Is It Any Good?

“The best kept secret in Los Angeles”…in Los Feliz.

Every once in a while, we break away form Food and Dining to talk about…

…to talk about…

Wow.

Well, one struggles to describe Wacko Soap Plant, since it cannot be put into a single box.

One the one hand it is a Bookstore, containing a collection of tomes that probably don’t show up on your Amazon “Other Customers Purchased these” list.

Wacko Soap Plant is also a leading purveyor of bric-a-brac, defined in the dictionary as miscellaneous items of little value. Wikipedia has a better definition: “lesser objets d’art forming collections of curios, such as elaborately decorated teacups and small vases, compositions of feathers or wax flowers under glass domes, decorated eggshells, porcelain figurines, painted miniatures or photographs in stand-up frames, and so on.”

Basically, things strange, unusual and weird can be found here. There’s also a Toy Section, a mixed bag of things that you can get for your kids, and things that are for the young at heart in the middle of their own mid-life crisis.

Hey, you gotta explain that collection of Dr. Who “action figures” somehow, right?

In addition to being a Bric-A-Brac Store, in addition to being a collection of fine, hand crafted soaps, it’s also…believe it or not, an art Gallery.

Wacko Soap Plant

The La Luz de Jesus Gallery is in the same building. It’s a gallery that depicts…that depicts…

Ahhh, better let them say it.

Showcasing mainly figurative, narrative paintings and unusual sculpture, the exhibitions are post-pop with content ranging from folk to outsider to religious to sexually deviant. The gallery’s objective is to bring underground art and counter-culture to the masses.

Perfect. Couldn’t have said it better than myself.

And I didn’t.

So how did this begin? Well, it started as the Soap Plant, a family run soap emporium:

Soap Plant opened in 1971 as a tiny, family-run shop in the Los Feliz section of Los Angeles. Mom handled hand-crafted soaps, Dad designed the graphics, and sons Peter and Billy Shire produced original ceramics and leatherware, respectively. Billy’s outrageous leather outfits garnered him clients like Elton John and the New York Dolls, and in 1973 he gained even greater notoriety when his studded denim jacket won a design competition sponsored by Levi Strauss. The jacket was later displayed at the Los Angeles County Museum of Art as part of their Made in California: Art, Image, and Identity, 1900 – 2000 exhibition.

Eventually, Billy, now in sole charge of the place, moved Soap Plant to Melrose (where even I visited it during my early years in Los Angeles). Eventually, he was able to open up Wacko, the Bric-A-Brac emporium next door. And after that, La Luz de Jesus Gallery opened upstairs from the Melrose Soap Plant, and everything took off…

…no, literally. Everything took off…as in took off back to where it all started in Los Feliz, where everything is housed today.
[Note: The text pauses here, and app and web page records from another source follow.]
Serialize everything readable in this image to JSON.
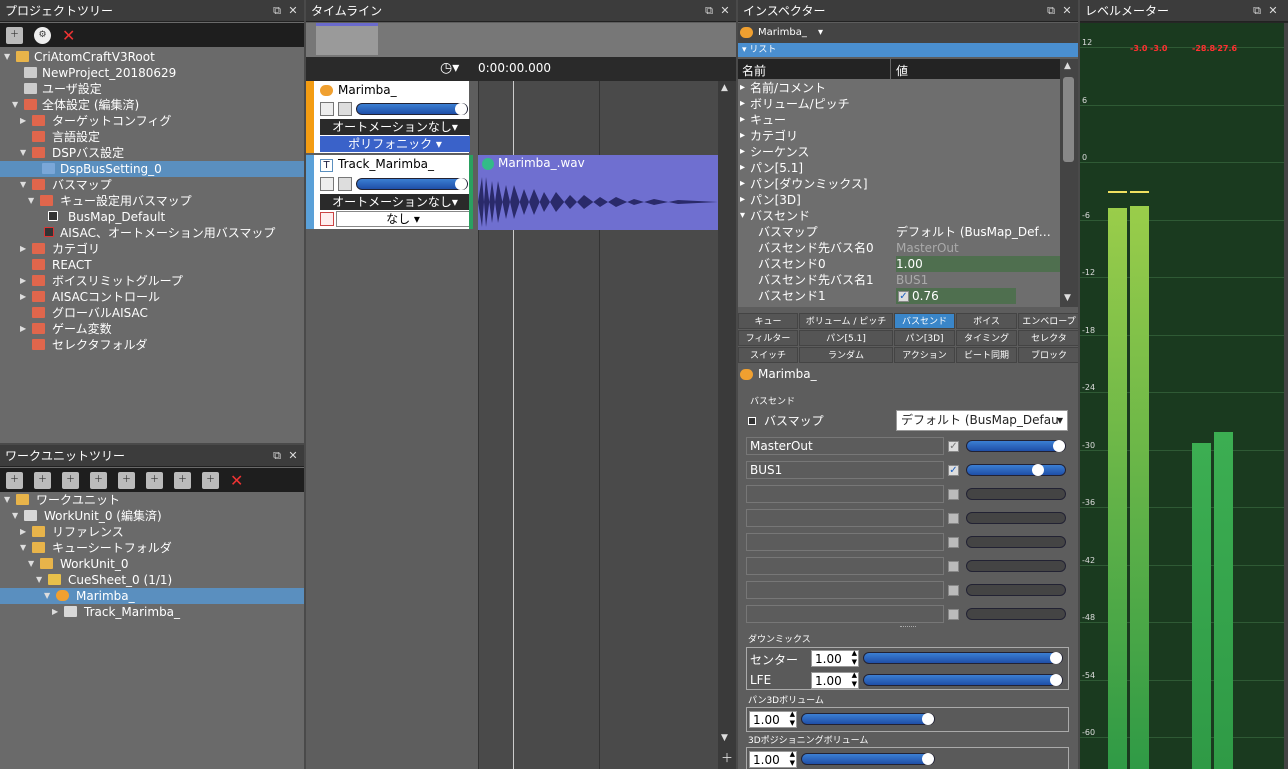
{
  "project_tree": {
    "title": "プロジェクトツリー",
    "items": [
      {
        "label": "CriAtomCraftV3Root"
      },
      {
        "label": "NewProject_20180629"
      },
      {
        "label": "ユーザ設定"
      },
      {
        "label": "全体設定 (編集済)"
      },
      {
        "label": "ターゲットコンフィグ"
      },
      {
        "label": "言語設定"
      },
      {
        "label": "DSPバス設定"
      },
      {
        "label": "DspBusSetting_0"
      },
      {
        "label": "バスマップ"
      },
      {
        "label": "キュー設定用バスマップ"
      },
      {
        "label": "BusMap_Default"
      },
      {
        "label": "AISAC、オートメーション用バスマップ"
      },
      {
        "label": "カテゴリ"
      },
      {
        "label": "REACT"
      },
      {
        "label": "ボイスリミットグループ"
      },
      {
        "label": "AISACコントロール"
      },
      {
        "label": "グローバルAISAC"
      },
      {
        "label": "ゲーム変数"
      },
      {
        "label": "セレクタフォルダ"
      }
    ]
  },
  "workunit_tree": {
    "title": "ワークユニットツリー",
    "items": [
      {
        "label": "ワークユニット"
      },
      {
        "label": "WorkUnit_0 (編集済)"
      },
      {
        "label": "リファレンス"
      },
      {
        "label": "キューシートフォルダ"
      },
      {
        "label": "WorkUnit_0"
      },
      {
        "label": "CueSheet_0 (1/1)"
      },
      {
        "label": "Marimba_"
      },
      {
        "label": "Track_Marimba_"
      }
    ]
  },
  "timeline": {
    "title": "タイムライン",
    "time": "0:00:00.000",
    "cue_name": "Marimba_",
    "automation_label": "オートメーションなし",
    "polyphonic_label": "ポリフォニック",
    "track_name": "Track_Marimba_",
    "track_automation": "オートメーションなし",
    "track_none": "なし",
    "waveform_name": "Marimba_.wav"
  },
  "inspector": {
    "title": "インスペクター",
    "header_name": "Marimba_",
    "list_label": "リスト",
    "col_name": "名前",
    "col_value": "値",
    "props": [
      {
        "name": "名前/コメント",
        "value": ""
      },
      {
        "name": "ボリューム/ピッチ",
        "value": ""
      },
      {
        "name": "キュー",
        "value": ""
      },
      {
        "name": "カテゴリ",
        "value": ""
      },
      {
        "name": "シーケンス",
        "value": ""
      },
      {
        "name": "パン[5.1]",
        "value": ""
      },
      {
        "name": "パン[ダウンミックス]",
        "value": ""
      },
      {
        "name": "パン[3D]",
        "value": ""
      },
      {
        "name": "バスセンド",
        "value": ""
      },
      {
        "name": "バスマップ",
        "value": "デフォルト (BusMap_Def…"
      },
      {
        "name": "バスセンド先バス名0",
        "value": "MasterOut"
      },
      {
        "name": "バスセンド0",
        "value": "1.00"
      },
      {
        "name": "バスセンド先バス名1",
        "value": "BUS1"
      },
      {
        "name": "バスセンド1",
        "value": "0.76"
      }
    ],
    "tabs_row1": [
      "キュー",
      "ボリューム / ピッチ",
      "バスセンド",
      "ボイス",
      "エンベロープ"
    ],
    "tabs_row2": [
      "フィルター",
      "パン[5.1]",
      "パン[3D]",
      "タイミング",
      "セレクタ"
    ],
    "tabs_row3": [
      "スイッチ",
      "ランダム",
      "アクション",
      "ビート同期",
      "ブロック"
    ],
    "detail_name": "Marimba_",
    "bussend_section": "バスセンド",
    "busmap_label": "バスマップ",
    "busmap_value": "デフォルト (BusMap_Defau",
    "bus_rows": [
      {
        "name": "MasterOut",
        "level": 1.0
      },
      {
        "name": "BUS1",
        "level": 0.76
      }
    ],
    "downmix_section": "ダウンミックス",
    "center_label": "センター",
    "center_value": "1.00",
    "lfe_label": "LFE",
    "lfe_value": "1.00",
    "pan3d_section": "パン3Dボリューム",
    "pan3d_value": "1.00",
    "pos3d_section": "3Dポジショニングボリューム",
    "pos3d_value": "1.00"
  },
  "level_meter": {
    "title": "レベルメーター",
    "peaks": [
      "-3.0",
      "-3.0",
      "-28.8",
      "-27.6"
    ],
    "scale": [
      "12",
      "6",
      "0",
      "-6",
      "-12",
      "-18",
      "-24",
      "-30",
      "-36",
      "-42",
      "-48",
      "-54",
      "-60"
    ]
  },
  "colors": {
    "selection": "#5a8fbf",
    "accent_blue": "#3a86c9",
    "meter_green": "#3cae52"
  }
}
Wacko / Soap Plant / La Luz de Jesus Gallery is a wonderful melange of things and ideas that seem in one respect, very personal to the owner, Mr. Shire. Not the ideas themselves, but the idea of bringing them all together. Seeing all these underground things, these avant garde things, these (in some cases) hard to look at things all together under one roof in this way, is only possible because of one man.

When he was on the Los Angeles episode of the Layover, Billy Shire called “the best kept secret in Los Angeles”. Even after the airing of the episode, it probably still is to a certain extent, at least to the world outside of L.A. But Wacko is a creature of the city, this city in particular. What it offers is 100% Angeleno, weird, wonderful, odd, strange and wacky. Wacko / Soap Plant / La Luz de Jesus Gallery may not be as well known to the outside world, but for us locals…we probably prefer it that way.
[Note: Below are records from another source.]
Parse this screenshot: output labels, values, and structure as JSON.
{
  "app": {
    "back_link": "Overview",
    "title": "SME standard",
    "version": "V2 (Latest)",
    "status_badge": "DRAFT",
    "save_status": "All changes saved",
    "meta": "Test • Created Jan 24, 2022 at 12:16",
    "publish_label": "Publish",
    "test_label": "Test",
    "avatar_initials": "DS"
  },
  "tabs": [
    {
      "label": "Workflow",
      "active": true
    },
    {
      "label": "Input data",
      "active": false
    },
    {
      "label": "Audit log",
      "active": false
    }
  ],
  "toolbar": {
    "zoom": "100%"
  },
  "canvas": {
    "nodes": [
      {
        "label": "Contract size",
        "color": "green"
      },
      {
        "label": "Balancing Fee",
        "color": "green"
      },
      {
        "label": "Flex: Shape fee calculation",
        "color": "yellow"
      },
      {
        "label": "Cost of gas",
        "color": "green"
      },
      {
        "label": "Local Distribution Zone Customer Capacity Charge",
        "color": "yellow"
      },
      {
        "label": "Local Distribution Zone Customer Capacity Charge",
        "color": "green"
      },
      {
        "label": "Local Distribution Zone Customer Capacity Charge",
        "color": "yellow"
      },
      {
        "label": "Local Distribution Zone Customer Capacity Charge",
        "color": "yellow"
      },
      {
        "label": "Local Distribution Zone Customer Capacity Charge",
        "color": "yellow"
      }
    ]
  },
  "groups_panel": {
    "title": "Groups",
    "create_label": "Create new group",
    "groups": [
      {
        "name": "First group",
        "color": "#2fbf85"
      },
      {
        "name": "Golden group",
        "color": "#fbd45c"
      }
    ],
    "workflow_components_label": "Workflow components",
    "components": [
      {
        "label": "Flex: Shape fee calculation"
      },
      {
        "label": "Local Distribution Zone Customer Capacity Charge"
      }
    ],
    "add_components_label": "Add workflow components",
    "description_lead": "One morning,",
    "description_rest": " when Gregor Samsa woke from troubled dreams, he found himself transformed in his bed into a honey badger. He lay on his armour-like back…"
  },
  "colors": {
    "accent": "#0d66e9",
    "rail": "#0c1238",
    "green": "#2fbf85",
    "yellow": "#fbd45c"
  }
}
Sorry, Billy. We’re greedy that way.

 

IMPORTANT SAFETY TIP, PEOPLE: Nothing too weird (believe it or not). They just ask that you check any bags you have at the front desk. No charge. They’ll have ‘em ready for you when you’re ready to leave.

 

PARKING: Tricky. This is Bar Covell, this is Umami Los Feliz all over again. Parking along this part of Hollywood Blvd. is a bit difficult. We’re talking either Meters or Valet.

Parking for Wacko / Soap Plant / La Luz de Jesus Gallery means that the Meters are a bit of a crap shoot. You’d best get there as close to 6:00 (or whenever the meters expire) in order to snag yourself a space. The longer you wait, the further rand further away from Wacko / Soap Plant / La Luz de Jesus Gallery you might find yourself. Which is not too bad. It’s a nice neighborhood, but this part of Hollywood Blvd. is busy and crossing the street to get to the other side might make you feel you’re playing a live action version of Frogger.
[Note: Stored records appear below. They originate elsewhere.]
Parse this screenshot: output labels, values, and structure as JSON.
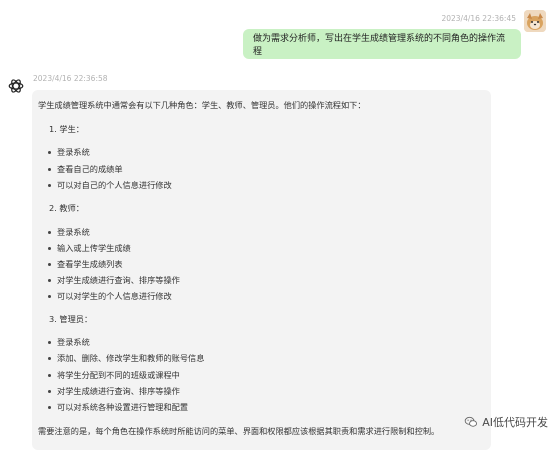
{
  "chat": {
    "user_message": {
      "timestamp": "2023/4/16 22:36:45",
      "text": "做为需求分析师，写出在学生成绩管理系统的不同角色的操作流程"
    },
    "bot_message": {
      "timestamp": "2023/4/16 22:36:58",
      "intro": "学生成绩管理系统中通常会有以下几种角色：学生、教师、管理员。他们的操作流程如下：",
      "roles": [
        {
          "heading": "1. 学生：",
          "items": [
            "登录系统",
            "查看自己的成绩单",
            "可以对自己的个人信息进行修改"
          ]
        },
        {
          "heading": "2. 教师：",
          "items": [
            "登录系统",
            "输入或上传学生成绩",
            "查看学生成绩列表",
            "对学生成绩进行查询、排序等操作",
            "可以对学生的个人信息进行修改"
          ]
        },
        {
          "heading": "3. 管理员：",
          "items": [
            "登录系统",
            "添加、删除、修改学生和教师的账号信息",
            "将学生分配到不同的班级或课程中",
            "对学生成绩进行查询、排序等操作",
            "可以对系统各种设置进行管理和配置"
          ]
        }
      ],
      "note": "需要注意的是，每个角色在操作系统时所能访问的菜单、界面和权限都应该根据其职责和需求进行限制和控制。"
    }
  },
  "watermark": {
    "text": "AI低代码开发",
    "icon": "wechat-icon"
  },
  "colors": {
    "user_bubble": "#c9f1c4",
    "bot_bubble": "#f3f3f3",
    "timestamp": "#b2b2b2"
  },
  "icons": {
    "bot_avatar": "openai-logo-icon",
    "user_avatar": "dog-avatar-icon"
  }
}
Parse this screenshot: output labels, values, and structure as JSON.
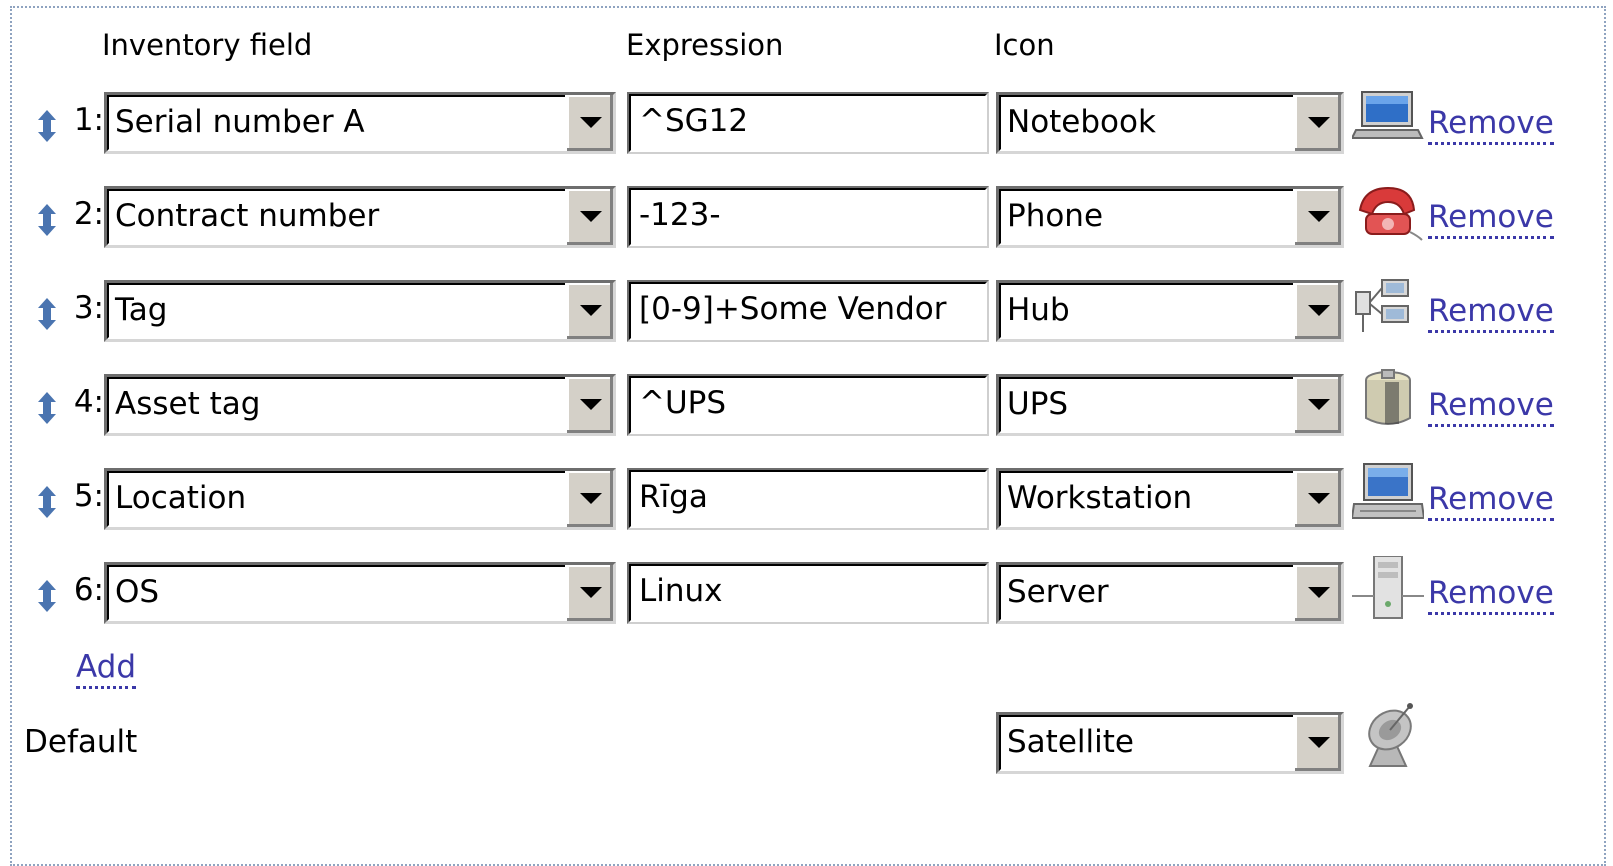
{
  "headers": {
    "inventory_field": "Inventory field",
    "expression": "Expression",
    "icon": "Icon"
  },
  "rows": [
    {
      "num": "1:",
      "field": "Serial number A",
      "expression": "^SG12",
      "icon": "Notebook",
      "icon_name": "notebook-icon",
      "remove": "Remove"
    },
    {
      "num": "2:",
      "field": "Contract number",
      "expression": "-123-",
      "icon": "Phone",
      "icon_name": "phone-icon",
      "remove": "Remove"
    },
    {
      "num": "3:",
      "field": "Tag",
      "expression": "[0-9]+Some Vendor",
      "icon": "Hub",
      "icon_name": "hub-icon",
      "remove": "Remove"
    },
    {
      "num": "4:",
      "field": "Asset tag",
      "expression": "^UPS",
      "icon": "UPS",
      "icon_name": "ups-icon",
      "remove": "Remove"
    },
    {
      "num": "5:",
      "field": "Location",
      "expression": "Rīga",
      "icon": "Workstation",
      "icon_name": "workstation-icon",
      "remove": "Remove"
    },
    {
      "num": "6:",
      "field": "OS",
      "expression": "Linux",
      "icon": "Server",
      "icon_name": "server-icon",
      "remove": "Remove"
    }
  ],
  "add_label": "Add",
  "default": {
    "label": "Default",
    "icon": "Satellite",
    "icon_name": "satellite-icon"
  },
  "colors": {
    "link": "#3b38a8",
    "handle": "#4a74b0",
    "frame_border": "#8fa3c0"
  }
}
Short of that, you can try the Valet in front of Bar Covell. After all, Wacko does not serve food, and you might be in the mood for a bite. You need a spot to read that new book in after all. I managed to get myself a Metered space that night, and didn’t get a chance to check the price, but the Valet is there.

Failing both for those…well…you could try the Chase Bank a couple doors down from Bar Covell. After 6pm the branch is closed. I don’t know if the Valet Service is using it, but it serves as a paid lot at night, with one of those unmanned boxes to dump your money into. I’m not sure how it works. I’m not sure who’s minding it. I’m not even sure someone is collecting the money, but…it’s an option.

 

MAP DIRECTIONS:
Wacko / Soap Plant / La Luz de Jesus Gallery
4633 Hollywood Blvd
Los Angeles CA 90027

Tel: (323) 663-0122

Hours:
Monday to Wednesday: 11:00am to 7:00pm
Thursday to Saturday: 11:00am to 9:00pm
Sunday: 12:00pm to 6:00pm (7:00pm for Wacko, Subject to early closure–please call ahead.)